(WORK INSTRUCTIONS) Copy each line below as it stands, but skip any picture it contains.

Start of Block

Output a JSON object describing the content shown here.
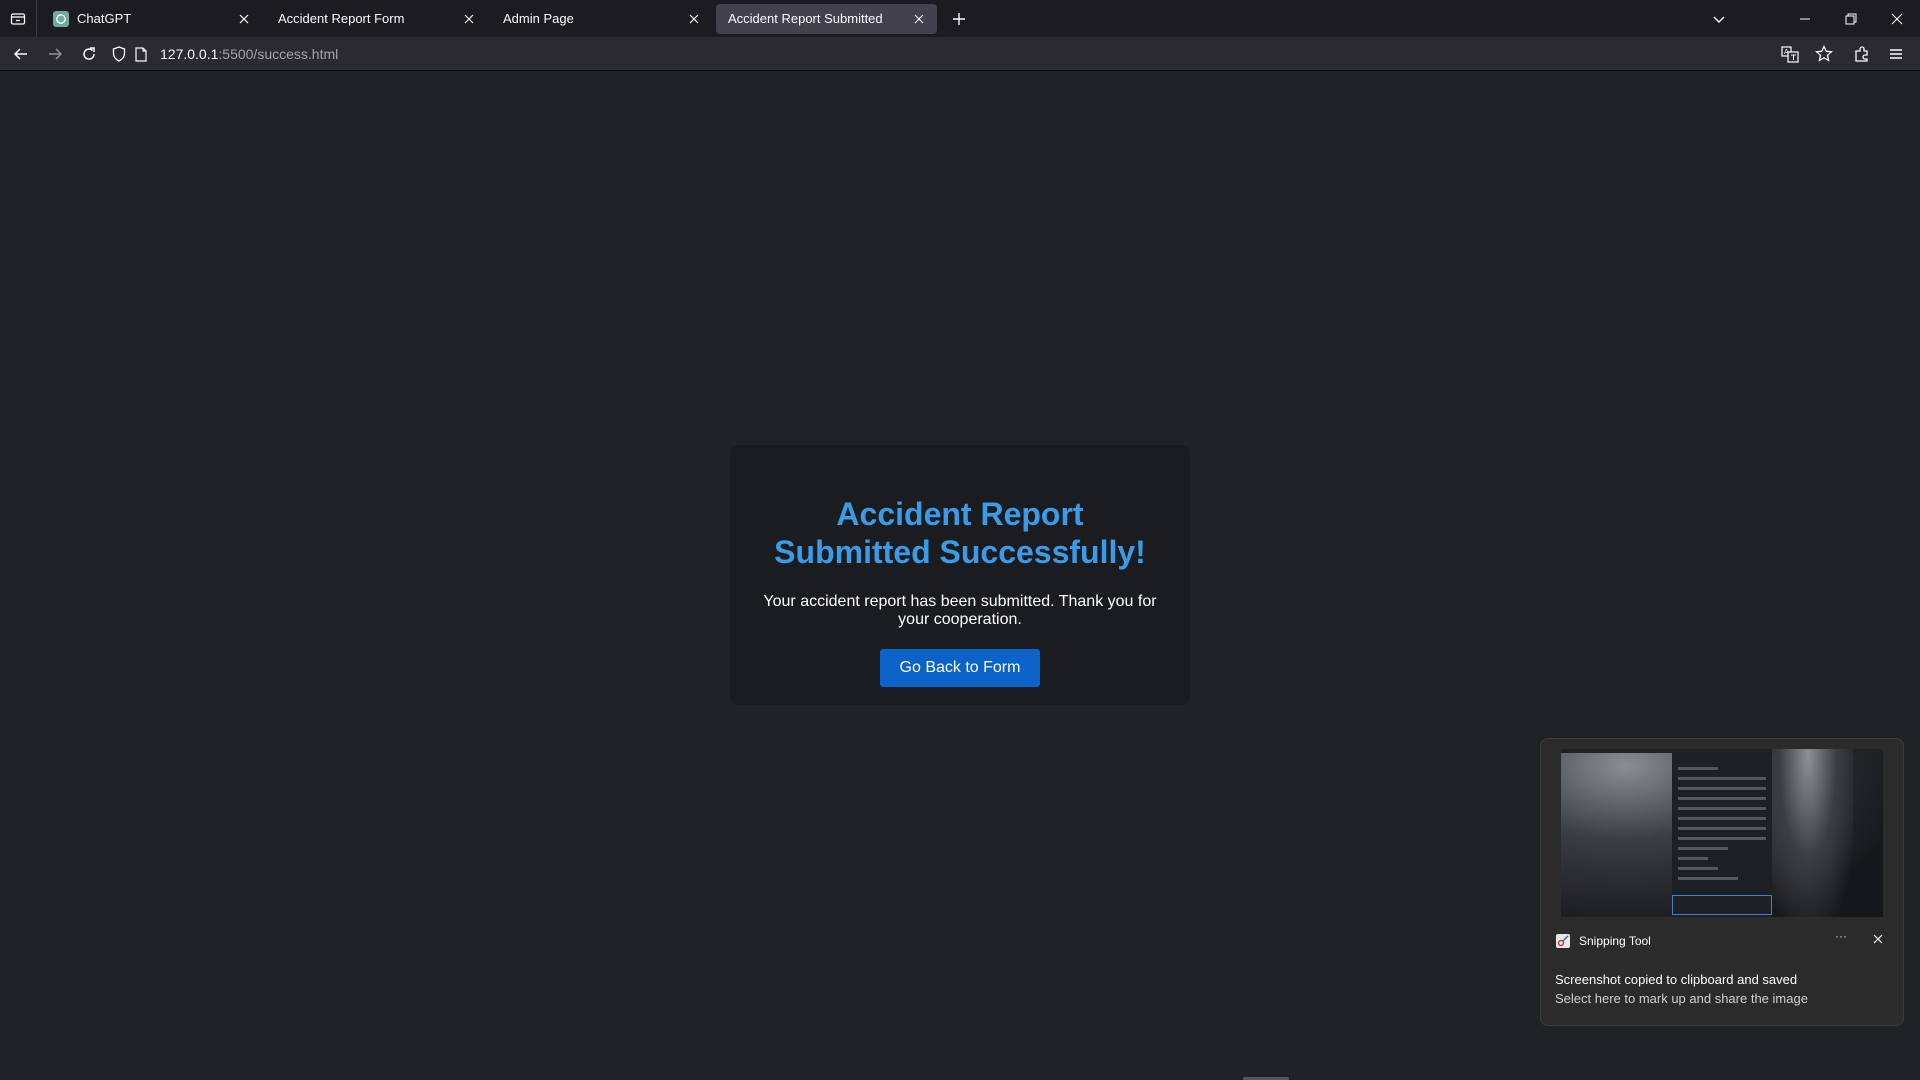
{
  "tabs": [
    {
      "label": "ChatGPT",
      "active": false,
      "favicon": "chatgpt-icon"
    },
    {
      "label": "Accident Report Form",
      "active": false
    },
    {
      "label": "Admin Page",
      "active": false
    },
    {
      "label": "Accident Report Submitted",
      "active": true
    }
  ],
  "navbar": {
    "url_host": "127.0.0.1",
    "url_rest": ":5500/success.html"
  },
  "page": {
    "heading": "Accident Report Submitted Successfully!",
    "message": "Your accident report has been submitted. Thank you for your cooperation.",
    "button_label": "Go Back to Form"
  },
  "toast": {
    "app_name": "Snipping Tool",
    "more_label": "···",
    "title": "Screenshot copied to clipboard and saved",
    "subtitle": "Select here to mark up and share the image"
  },
  "colors": {
    "page_bg": "#1f2326",
    "card_bg": "#1a1c1f",
    "heading": "#3a9be8",
    "button_bg": "#0b63c9"
  }
}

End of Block

(SOLUTION TO THE PROBLEM)
Output a JSON object describing the content shown here.
{
  "tabs": [
    {
      "label": "ChatGPT",
      "active": false,
      "favicon": "chatgpt-icon"
    },
    {
      "label": "Accident Report Form",
      "active": false
    },
    {
      "label": "Admin Page",
      "active": false
    },
    {
      "label": "Accident Report Submitted",
      "active": true
    }
  ],
  "navbar": {
    "url_host": "127.0.0.1",
    "url_rest": ":5500/success.html"
  },
  "page": {
    "heading": "Accident Report Submitted Successfully!",
    "message": "Your accident report has been submitted. Thank you for your cooperation.",
    "button_label": "Go Back to Form"
  },
  "toast": {
    "app_name": "Snipping Tool",
    "more_label": "···",
    "title": "Screenshot copied to clipboard and saved",
    "subtitle": "Select here to mark up and share the image"
  },
  "colors": {
    "page_bg": "#1f2326",
    "card_bg": "#1a1c1f",
    "heading": "#3a9be8",
    "button_bg": "#0b63c9"
  }
}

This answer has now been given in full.